The Samurai Blue opened their campaign with a shock win over Germany but were upset in turn by Costa Rica in their second, so need to beat the 2010 champions on Thursday to be certain of a spot in the last 16.
"Tomorrow is going to be a high-pressure game for all players but we must believe in ourselves," Moriyasu told a news conference on Wednesday.
"They must believe in themselves, they must. They must believe in their team mates in order to fight against our opponent. Hopefully, they will be at their best and the result will follow."
Moriyasu has always been clear that he believes Japan still have much to learn from the leading nations in world football and he did not underestimate the challenge facing his players.
"I think Europe is the golden standard in the world," he said.
"I think all other regions really aspire to Europe.
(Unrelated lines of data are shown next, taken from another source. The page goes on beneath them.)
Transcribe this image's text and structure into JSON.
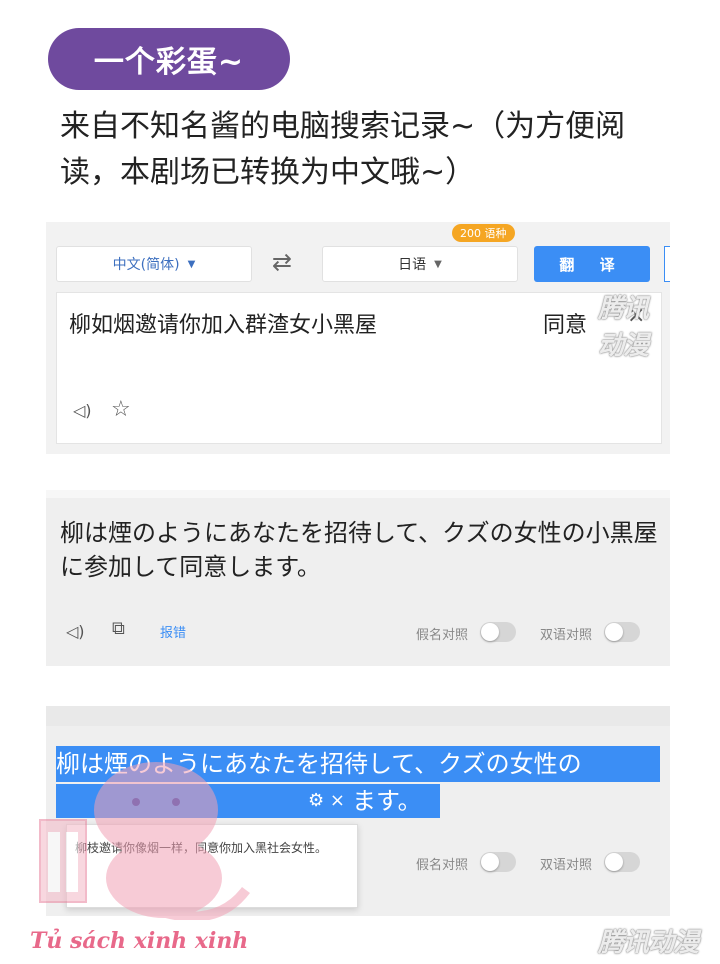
{
  "header": {
    "pill_label": "一个彩蛋~",
    "intro_text": "来自不知名酱的电脑搜索记录~（为方便阅读，本剧场已转换为中文哦~）"
  },
  "translator": {
    "source_lang": "中文(简体)",
    "target_lang": "日语",
    "badge": "200 语种",
    "translate_button": "翻 译",
    "input_text": "柳如烟邀请你加入群渣女小黑屋",
    "agree_text": "同意",
    "close_glyph": "×"
  },
  "result": {
    "text": "柳は煙のようにあなたを招待して、クズの女性の小黒屋に参加して同意します。",
    "report_label": "报错",
    "toggle_kana": "假名对照",
    "toggle_bilingual": "双语对照"
  },
  "selection": {
    "line1": "柳は煙のようにあなたを招待して、クズの女性の",
    "line2_tail": "ます。",
    "tools": "⚙ ×",
    "popup_text": "柳枝邀请你像烟一样，同意你加入黑社会女性。",
    "toggle_kana": "假名对照",
    "toggle_bilingual": "双语对照"
  },
  "watermark": "腾讯动漫",
  "logo_text": "Tủ sách xinh xinh"
}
We are catching up but when it comes to the actual matches, we are trying to catch up with strong teams that are ahead of us. We still have a lot to learn."
A draw could still get Japan through, depending on the result in the Germany-Costa Rica game being played simultaneously, but Moriyasu said his team would be going all out for the win at Khalifa International Stadium.
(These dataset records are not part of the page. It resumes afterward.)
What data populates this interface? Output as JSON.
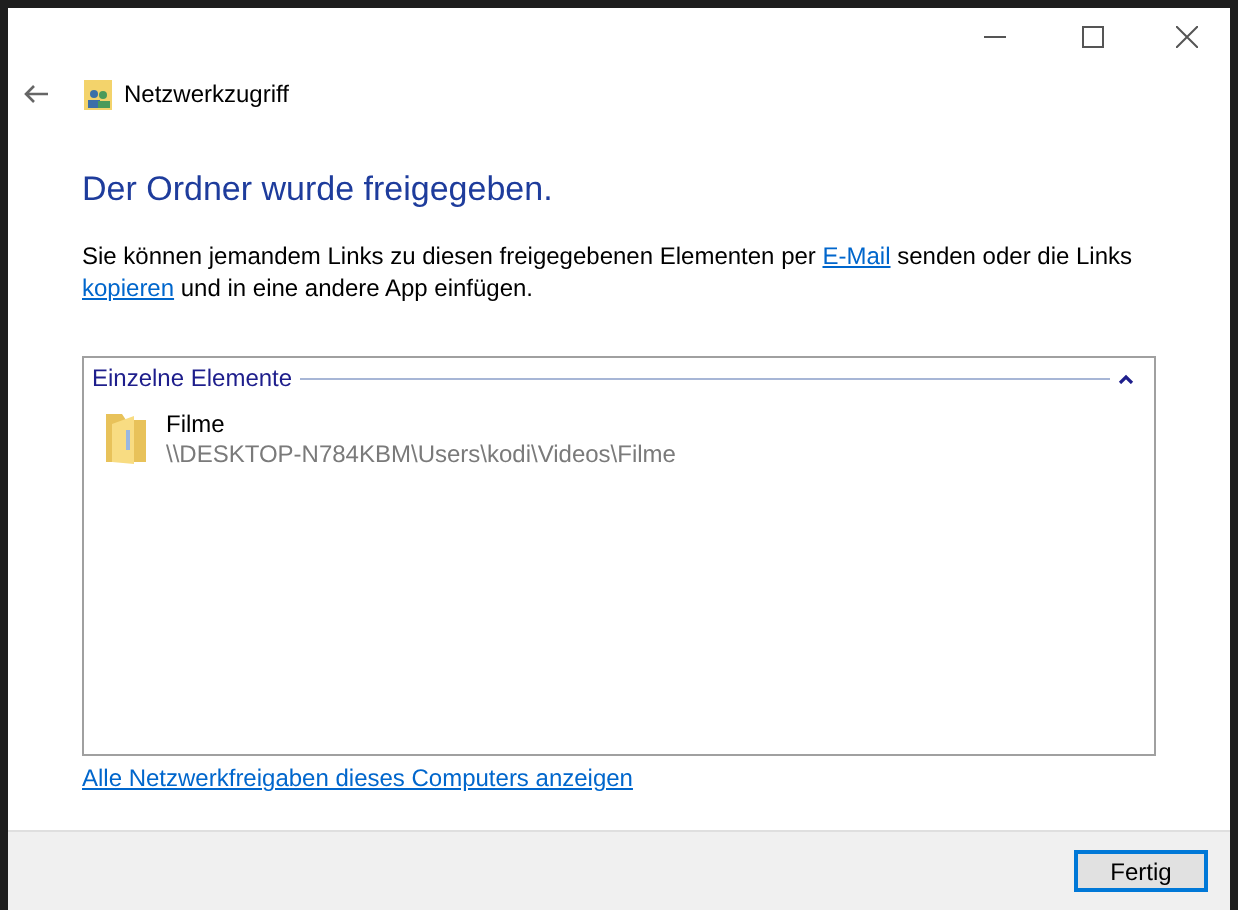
{
  "window": {
    "title": "Netzwerkzugriff"
  },
  "heading": "Der Ordner wurde freigegeben.",
  "description": [
    {
      "kind": "text",
      "text": "Sie können jemandem Links zu diesen freigegebenen Elementen per "
    },
    {
      "kind": "link",
      "text": "E-Mail"
    },
    {
      "kind": "text",
      "text": " senden oder die Links "
    },
    {
      "kind": "link",
      "text": "kopieren"
    },
    {
      "kind": "text",
      "text": " und in eine andere App einfügen."
    }
  ],
  "group": {
    "title": "Einzelne Elemente",
    "expanded": true,
    "items": [
      {
        "name": "Filme",
        "path": "\\\\DESKTOP-N784KBM\\Users\\kodi\\Videos\\Filme"
      }
    ]
  },
  "shares_link": "Alle Netzwerkfreigaben dieses Computers anzeigen",
  "buttons": [
    "Fertig"
  ]
}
Appreciating that the 4 a.m. start would be tough for fans back home in Japan, Moriyasu appealed to them to believe in the team and stick with them.
"We are going to show the Japanese spirit and pride and we are going to counter our opponents, fight our opponents," he said.
"I hope that the players will play in such a way that they inspire the Japanese people then they keep inspiring other people."
Spain beat a Moriyasu-coached Japan in extra time with a Marco Asensio goal in the semi-finals at the Tokyo Olympics last year, denying the hosts a shot at the gold medal on home soil.
Moriyasu suggested that was a score that needed to be settled.
"We were very sorry that happened," he said. "We were very quiet. We were very upset. But I think the players have grown since then. And now they're here."